- [Stored items]:

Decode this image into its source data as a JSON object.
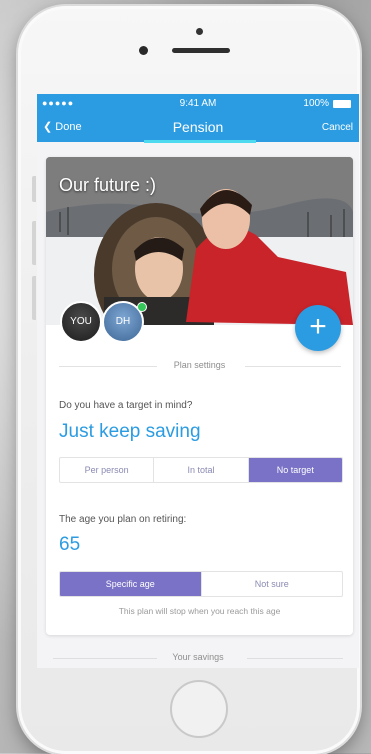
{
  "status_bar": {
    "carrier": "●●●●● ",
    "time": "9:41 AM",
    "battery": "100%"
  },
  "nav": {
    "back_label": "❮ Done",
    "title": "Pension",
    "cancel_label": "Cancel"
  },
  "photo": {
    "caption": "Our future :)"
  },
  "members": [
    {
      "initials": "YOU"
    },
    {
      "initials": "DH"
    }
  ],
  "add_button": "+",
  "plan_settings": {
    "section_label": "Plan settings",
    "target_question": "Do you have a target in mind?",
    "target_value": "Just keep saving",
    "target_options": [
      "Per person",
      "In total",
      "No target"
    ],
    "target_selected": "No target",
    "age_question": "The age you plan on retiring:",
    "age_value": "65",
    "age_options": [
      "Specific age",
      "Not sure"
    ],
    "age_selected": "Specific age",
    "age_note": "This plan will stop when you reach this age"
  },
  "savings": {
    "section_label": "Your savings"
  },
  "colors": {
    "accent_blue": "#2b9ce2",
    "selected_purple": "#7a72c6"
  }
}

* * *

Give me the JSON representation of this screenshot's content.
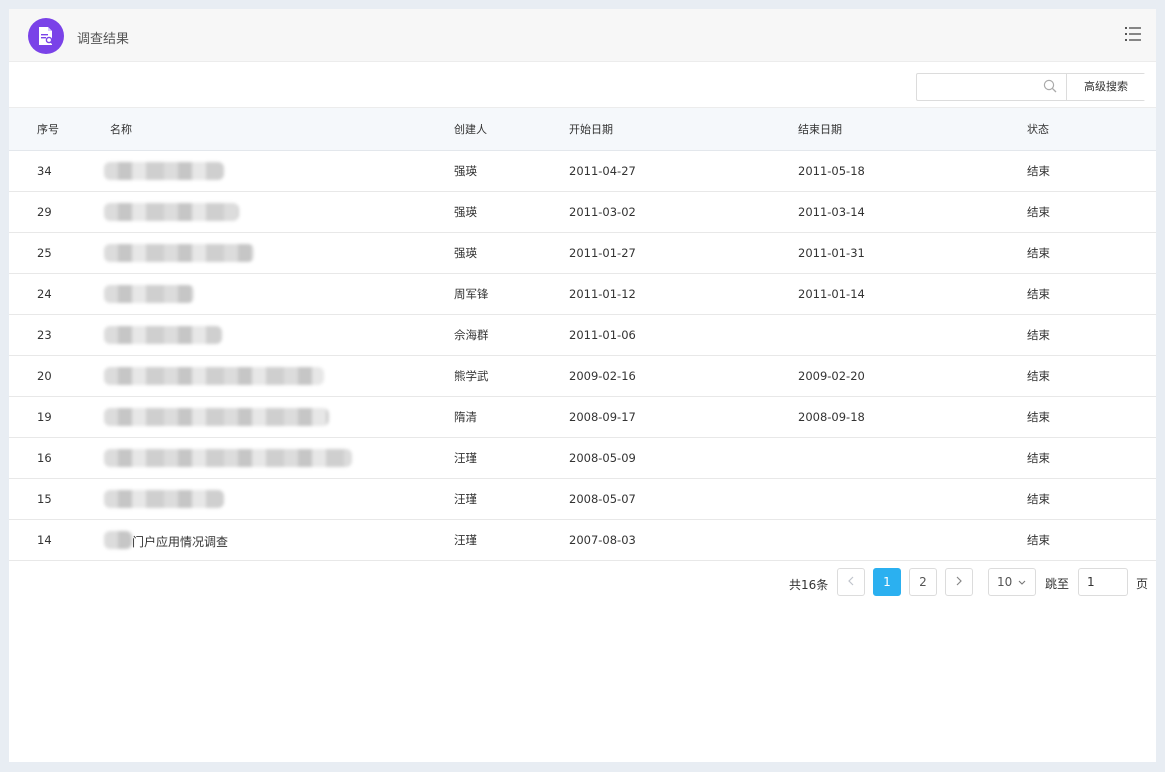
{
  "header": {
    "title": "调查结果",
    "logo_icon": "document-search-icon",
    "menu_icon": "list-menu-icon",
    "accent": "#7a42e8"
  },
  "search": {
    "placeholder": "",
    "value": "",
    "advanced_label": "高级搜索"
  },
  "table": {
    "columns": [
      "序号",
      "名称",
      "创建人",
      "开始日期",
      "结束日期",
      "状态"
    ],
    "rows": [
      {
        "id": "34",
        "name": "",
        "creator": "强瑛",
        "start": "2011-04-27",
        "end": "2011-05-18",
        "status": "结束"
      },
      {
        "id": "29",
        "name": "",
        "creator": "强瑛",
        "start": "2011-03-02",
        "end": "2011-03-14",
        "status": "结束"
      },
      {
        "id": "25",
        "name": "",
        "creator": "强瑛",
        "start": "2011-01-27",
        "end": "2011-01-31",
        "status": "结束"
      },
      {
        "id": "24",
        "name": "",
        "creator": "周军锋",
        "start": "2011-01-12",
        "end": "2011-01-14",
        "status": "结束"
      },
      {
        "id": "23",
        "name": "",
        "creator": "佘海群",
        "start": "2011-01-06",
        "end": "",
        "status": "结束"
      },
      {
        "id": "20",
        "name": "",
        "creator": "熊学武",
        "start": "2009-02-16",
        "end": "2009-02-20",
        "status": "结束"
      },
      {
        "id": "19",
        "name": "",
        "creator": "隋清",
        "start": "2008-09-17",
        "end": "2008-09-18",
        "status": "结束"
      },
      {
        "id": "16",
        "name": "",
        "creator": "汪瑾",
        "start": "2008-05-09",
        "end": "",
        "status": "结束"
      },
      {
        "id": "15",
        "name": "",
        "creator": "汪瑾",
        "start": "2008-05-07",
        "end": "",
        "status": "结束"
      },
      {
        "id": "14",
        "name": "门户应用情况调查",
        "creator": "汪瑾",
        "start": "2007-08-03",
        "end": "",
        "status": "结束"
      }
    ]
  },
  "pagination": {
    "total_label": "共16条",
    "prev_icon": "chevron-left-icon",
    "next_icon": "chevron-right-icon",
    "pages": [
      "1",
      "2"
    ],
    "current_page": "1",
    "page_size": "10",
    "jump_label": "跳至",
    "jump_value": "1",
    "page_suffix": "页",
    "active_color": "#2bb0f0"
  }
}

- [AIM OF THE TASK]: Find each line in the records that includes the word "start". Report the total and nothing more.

- [WRITTEN RESPONSE]: 10